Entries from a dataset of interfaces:
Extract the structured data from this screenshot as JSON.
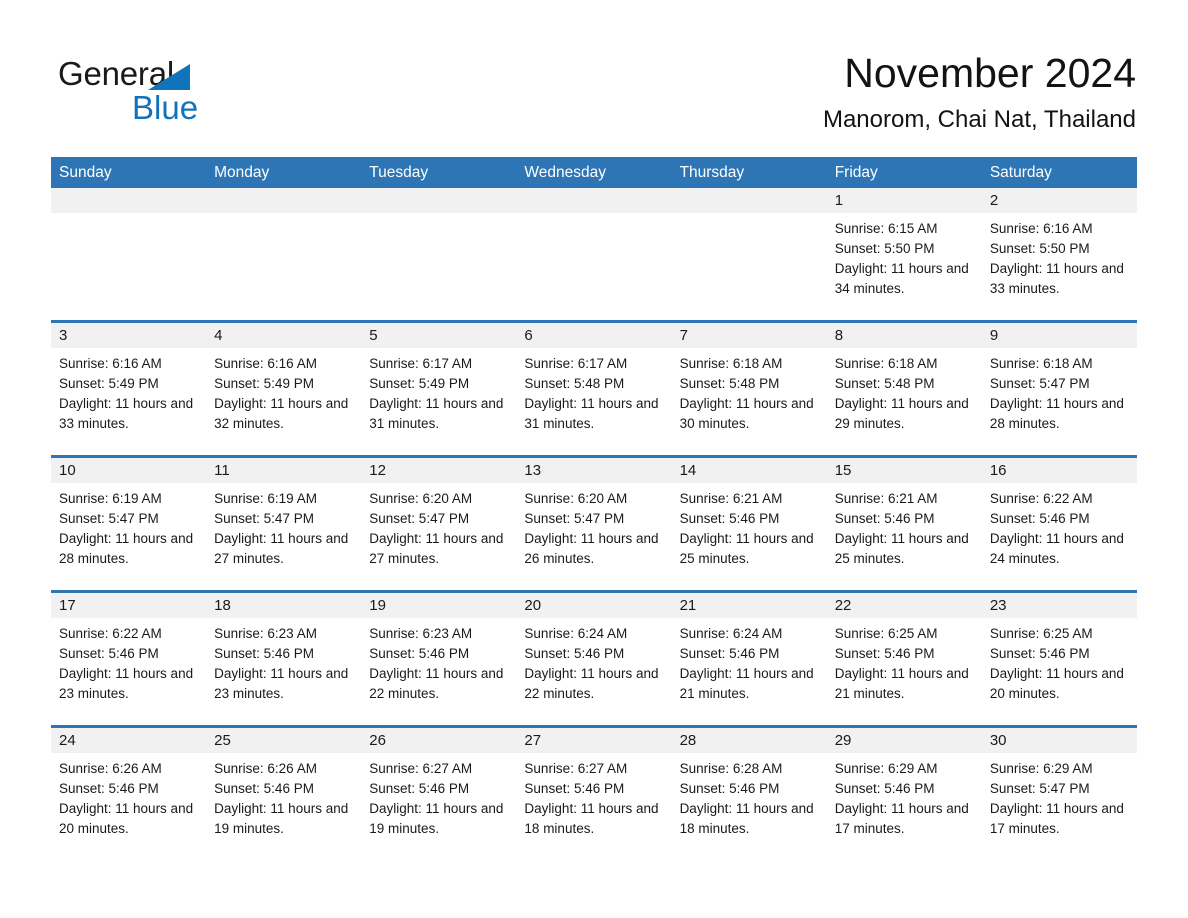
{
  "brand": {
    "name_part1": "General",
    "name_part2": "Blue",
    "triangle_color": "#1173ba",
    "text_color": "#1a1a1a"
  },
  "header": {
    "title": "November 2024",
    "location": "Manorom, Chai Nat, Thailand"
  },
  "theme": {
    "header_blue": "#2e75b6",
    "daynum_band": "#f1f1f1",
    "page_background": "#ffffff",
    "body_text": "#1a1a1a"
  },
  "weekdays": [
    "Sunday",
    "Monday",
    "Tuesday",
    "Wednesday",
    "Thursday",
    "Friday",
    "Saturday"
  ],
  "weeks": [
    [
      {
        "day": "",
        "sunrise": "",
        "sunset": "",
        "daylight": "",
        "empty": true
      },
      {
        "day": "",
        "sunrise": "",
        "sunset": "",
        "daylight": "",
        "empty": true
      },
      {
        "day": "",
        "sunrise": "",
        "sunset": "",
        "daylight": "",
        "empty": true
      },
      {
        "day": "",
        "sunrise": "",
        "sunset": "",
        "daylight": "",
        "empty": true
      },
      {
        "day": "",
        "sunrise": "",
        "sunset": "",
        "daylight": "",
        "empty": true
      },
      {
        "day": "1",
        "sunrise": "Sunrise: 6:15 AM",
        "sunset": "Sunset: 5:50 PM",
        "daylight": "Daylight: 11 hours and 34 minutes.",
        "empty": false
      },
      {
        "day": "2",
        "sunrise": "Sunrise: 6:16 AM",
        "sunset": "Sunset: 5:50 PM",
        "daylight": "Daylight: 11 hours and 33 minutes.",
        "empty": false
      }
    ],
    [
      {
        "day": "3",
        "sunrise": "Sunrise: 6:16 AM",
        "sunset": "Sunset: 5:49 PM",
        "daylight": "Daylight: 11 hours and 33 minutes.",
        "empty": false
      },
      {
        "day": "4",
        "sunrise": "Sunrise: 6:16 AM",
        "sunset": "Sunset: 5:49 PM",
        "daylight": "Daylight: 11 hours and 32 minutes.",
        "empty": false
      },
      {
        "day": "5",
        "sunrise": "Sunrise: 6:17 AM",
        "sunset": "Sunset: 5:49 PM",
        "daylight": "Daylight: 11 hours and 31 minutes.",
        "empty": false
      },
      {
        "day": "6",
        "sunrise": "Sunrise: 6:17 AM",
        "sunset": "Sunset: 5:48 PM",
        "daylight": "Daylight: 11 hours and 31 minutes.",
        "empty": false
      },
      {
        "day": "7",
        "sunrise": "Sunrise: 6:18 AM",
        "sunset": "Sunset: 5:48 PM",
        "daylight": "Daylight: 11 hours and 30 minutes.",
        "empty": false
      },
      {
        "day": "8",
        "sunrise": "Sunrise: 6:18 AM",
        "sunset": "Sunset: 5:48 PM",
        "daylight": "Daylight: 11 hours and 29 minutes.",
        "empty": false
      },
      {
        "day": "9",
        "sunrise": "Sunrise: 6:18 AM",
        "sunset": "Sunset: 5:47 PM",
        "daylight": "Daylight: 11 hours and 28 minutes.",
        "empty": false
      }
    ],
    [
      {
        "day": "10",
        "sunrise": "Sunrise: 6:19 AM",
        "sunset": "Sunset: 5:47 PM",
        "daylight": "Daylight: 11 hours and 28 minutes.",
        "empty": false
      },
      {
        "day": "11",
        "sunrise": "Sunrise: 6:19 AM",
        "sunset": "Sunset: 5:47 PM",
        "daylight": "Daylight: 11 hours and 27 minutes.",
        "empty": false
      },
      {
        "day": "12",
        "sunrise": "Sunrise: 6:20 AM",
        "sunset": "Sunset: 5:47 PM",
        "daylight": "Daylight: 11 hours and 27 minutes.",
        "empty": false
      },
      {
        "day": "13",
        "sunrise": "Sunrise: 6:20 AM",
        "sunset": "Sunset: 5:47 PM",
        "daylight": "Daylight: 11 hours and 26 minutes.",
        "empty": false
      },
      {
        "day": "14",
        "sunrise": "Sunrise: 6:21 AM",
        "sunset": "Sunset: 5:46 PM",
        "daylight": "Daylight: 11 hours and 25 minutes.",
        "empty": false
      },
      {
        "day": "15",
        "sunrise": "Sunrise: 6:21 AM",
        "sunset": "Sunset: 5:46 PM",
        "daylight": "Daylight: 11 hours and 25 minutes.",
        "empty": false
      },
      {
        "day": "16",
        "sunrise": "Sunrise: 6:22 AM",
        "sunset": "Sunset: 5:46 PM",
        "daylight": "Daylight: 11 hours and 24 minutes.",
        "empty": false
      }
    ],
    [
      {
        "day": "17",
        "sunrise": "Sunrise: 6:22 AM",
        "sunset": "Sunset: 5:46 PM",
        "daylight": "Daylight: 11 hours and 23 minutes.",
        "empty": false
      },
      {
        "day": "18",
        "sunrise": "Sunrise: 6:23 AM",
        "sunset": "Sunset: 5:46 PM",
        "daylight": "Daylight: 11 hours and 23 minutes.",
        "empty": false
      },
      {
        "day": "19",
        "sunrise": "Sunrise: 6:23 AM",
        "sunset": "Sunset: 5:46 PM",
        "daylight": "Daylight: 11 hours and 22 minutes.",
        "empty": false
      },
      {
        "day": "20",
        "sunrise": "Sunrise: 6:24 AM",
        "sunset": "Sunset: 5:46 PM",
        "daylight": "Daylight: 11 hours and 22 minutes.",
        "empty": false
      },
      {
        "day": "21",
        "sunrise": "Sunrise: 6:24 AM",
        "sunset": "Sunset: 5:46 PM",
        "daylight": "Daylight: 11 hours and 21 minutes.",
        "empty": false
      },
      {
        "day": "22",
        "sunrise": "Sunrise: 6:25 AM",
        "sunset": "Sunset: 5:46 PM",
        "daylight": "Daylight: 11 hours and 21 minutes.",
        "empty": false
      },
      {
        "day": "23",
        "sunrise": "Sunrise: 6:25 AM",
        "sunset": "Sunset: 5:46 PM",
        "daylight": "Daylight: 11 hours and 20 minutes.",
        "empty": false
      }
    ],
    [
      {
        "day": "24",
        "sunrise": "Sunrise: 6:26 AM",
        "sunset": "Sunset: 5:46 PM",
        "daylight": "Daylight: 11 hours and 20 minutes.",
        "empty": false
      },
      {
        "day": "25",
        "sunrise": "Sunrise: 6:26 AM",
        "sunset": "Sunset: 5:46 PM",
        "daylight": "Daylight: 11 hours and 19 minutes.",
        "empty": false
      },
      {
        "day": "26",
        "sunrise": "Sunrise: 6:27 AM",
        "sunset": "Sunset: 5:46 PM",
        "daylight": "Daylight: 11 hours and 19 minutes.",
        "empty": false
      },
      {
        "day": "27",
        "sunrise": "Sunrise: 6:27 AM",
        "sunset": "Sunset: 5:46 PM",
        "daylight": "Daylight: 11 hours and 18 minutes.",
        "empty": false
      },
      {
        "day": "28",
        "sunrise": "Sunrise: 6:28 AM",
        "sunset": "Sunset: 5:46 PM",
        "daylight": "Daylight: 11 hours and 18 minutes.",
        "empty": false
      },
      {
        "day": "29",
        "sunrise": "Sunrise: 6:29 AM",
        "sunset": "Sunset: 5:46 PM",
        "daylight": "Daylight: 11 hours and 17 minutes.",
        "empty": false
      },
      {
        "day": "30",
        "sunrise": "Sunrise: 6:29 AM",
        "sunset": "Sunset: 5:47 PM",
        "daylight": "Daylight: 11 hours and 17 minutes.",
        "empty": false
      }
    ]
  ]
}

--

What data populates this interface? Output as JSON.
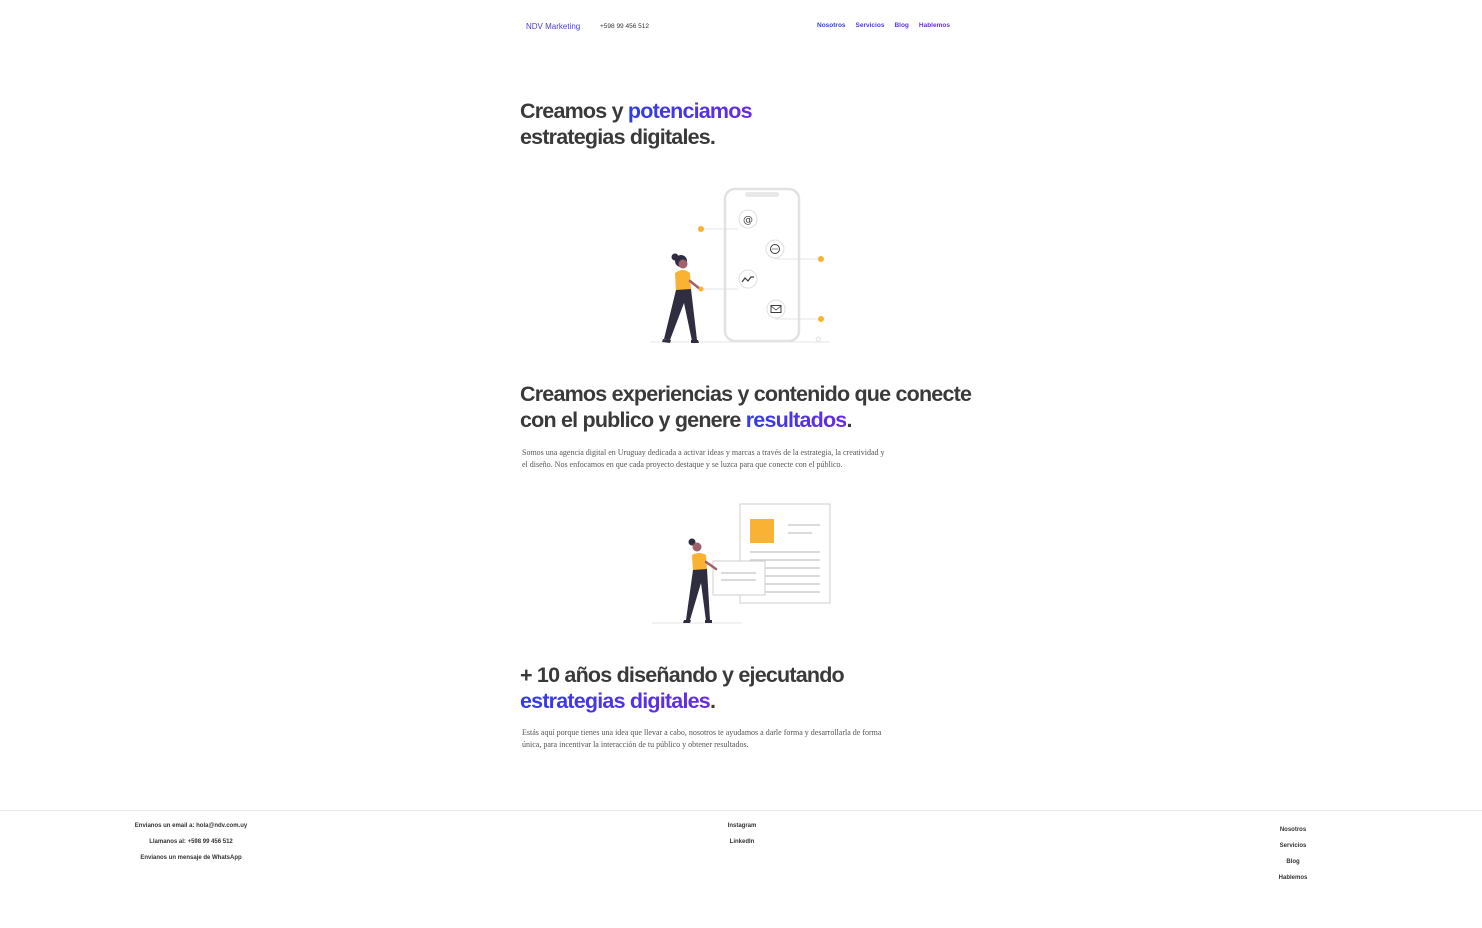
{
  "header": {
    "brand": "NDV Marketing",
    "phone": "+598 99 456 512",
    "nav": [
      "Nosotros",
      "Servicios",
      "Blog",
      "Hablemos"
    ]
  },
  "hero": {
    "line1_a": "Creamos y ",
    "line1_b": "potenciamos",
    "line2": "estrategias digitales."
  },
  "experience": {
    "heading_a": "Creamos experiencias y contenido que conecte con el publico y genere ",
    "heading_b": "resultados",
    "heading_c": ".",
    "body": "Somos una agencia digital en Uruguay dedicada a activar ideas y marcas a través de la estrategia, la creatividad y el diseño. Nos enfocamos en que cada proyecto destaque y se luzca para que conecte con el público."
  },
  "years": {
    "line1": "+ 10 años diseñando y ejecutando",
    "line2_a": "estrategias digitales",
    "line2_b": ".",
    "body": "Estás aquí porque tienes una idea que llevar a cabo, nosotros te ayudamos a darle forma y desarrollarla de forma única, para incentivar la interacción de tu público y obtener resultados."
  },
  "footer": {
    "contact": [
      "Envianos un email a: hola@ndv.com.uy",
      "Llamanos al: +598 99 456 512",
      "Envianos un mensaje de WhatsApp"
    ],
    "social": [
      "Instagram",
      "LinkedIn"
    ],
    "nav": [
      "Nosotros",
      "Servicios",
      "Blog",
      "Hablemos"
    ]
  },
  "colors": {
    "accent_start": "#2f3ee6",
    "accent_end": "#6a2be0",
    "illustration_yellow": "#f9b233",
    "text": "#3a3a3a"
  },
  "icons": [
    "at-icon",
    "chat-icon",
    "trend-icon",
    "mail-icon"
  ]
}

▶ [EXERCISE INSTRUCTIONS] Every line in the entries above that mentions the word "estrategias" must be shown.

▶ [ANSWER TO THIS TASK]
    "line2": "estrategias digitales."
    "line2_a": "estrategias digitales",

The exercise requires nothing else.